--- SOURCE MATERIAL Enclosed Below ---
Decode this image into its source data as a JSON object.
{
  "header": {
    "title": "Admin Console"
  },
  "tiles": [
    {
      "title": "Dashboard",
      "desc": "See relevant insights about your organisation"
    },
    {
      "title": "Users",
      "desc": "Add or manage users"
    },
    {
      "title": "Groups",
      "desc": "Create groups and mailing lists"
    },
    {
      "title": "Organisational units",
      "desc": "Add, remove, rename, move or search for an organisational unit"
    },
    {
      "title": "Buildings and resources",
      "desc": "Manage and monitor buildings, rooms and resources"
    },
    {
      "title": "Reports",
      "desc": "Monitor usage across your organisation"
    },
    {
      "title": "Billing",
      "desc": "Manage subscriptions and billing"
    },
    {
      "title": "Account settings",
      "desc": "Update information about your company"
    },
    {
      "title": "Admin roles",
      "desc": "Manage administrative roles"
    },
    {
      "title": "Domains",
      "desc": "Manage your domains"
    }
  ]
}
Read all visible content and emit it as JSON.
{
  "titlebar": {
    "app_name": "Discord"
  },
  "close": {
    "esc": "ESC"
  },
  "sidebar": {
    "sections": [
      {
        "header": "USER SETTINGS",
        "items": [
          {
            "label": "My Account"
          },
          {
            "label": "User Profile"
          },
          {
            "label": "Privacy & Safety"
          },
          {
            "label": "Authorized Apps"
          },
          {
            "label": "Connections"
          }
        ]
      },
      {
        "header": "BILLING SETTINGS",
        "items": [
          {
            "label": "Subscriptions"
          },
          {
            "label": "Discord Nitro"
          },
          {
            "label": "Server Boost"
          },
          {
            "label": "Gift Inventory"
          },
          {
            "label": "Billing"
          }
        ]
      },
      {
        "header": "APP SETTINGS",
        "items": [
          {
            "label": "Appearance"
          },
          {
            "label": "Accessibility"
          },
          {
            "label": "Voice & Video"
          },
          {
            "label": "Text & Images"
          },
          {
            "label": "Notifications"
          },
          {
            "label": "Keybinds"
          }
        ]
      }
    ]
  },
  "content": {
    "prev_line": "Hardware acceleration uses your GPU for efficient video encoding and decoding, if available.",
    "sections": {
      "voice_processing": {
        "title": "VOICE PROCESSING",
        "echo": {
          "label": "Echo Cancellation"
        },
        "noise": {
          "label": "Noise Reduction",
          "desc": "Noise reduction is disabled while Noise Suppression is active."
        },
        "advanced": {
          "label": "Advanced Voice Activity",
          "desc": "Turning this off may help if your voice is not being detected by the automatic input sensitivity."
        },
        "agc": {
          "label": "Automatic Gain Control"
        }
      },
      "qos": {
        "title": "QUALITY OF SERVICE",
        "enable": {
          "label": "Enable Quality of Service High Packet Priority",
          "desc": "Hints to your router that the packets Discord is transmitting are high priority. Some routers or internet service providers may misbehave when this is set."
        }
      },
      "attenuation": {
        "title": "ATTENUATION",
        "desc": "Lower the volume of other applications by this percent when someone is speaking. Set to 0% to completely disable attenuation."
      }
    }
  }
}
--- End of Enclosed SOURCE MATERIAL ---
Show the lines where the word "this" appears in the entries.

Decode this image into its source data as a JSON object.
          "desc": "Turning this off may help if your voice is not being detected by the automatic input sensitivity."
          "desc": "Hints to your router that the packets Discord is transmitting are high priority. Some routers or internet service providers may misbehave when this is set."
        "desc": "Lower the volume of other applications by this percent when someone is speaking. Set to 0% to completely disable attenuation."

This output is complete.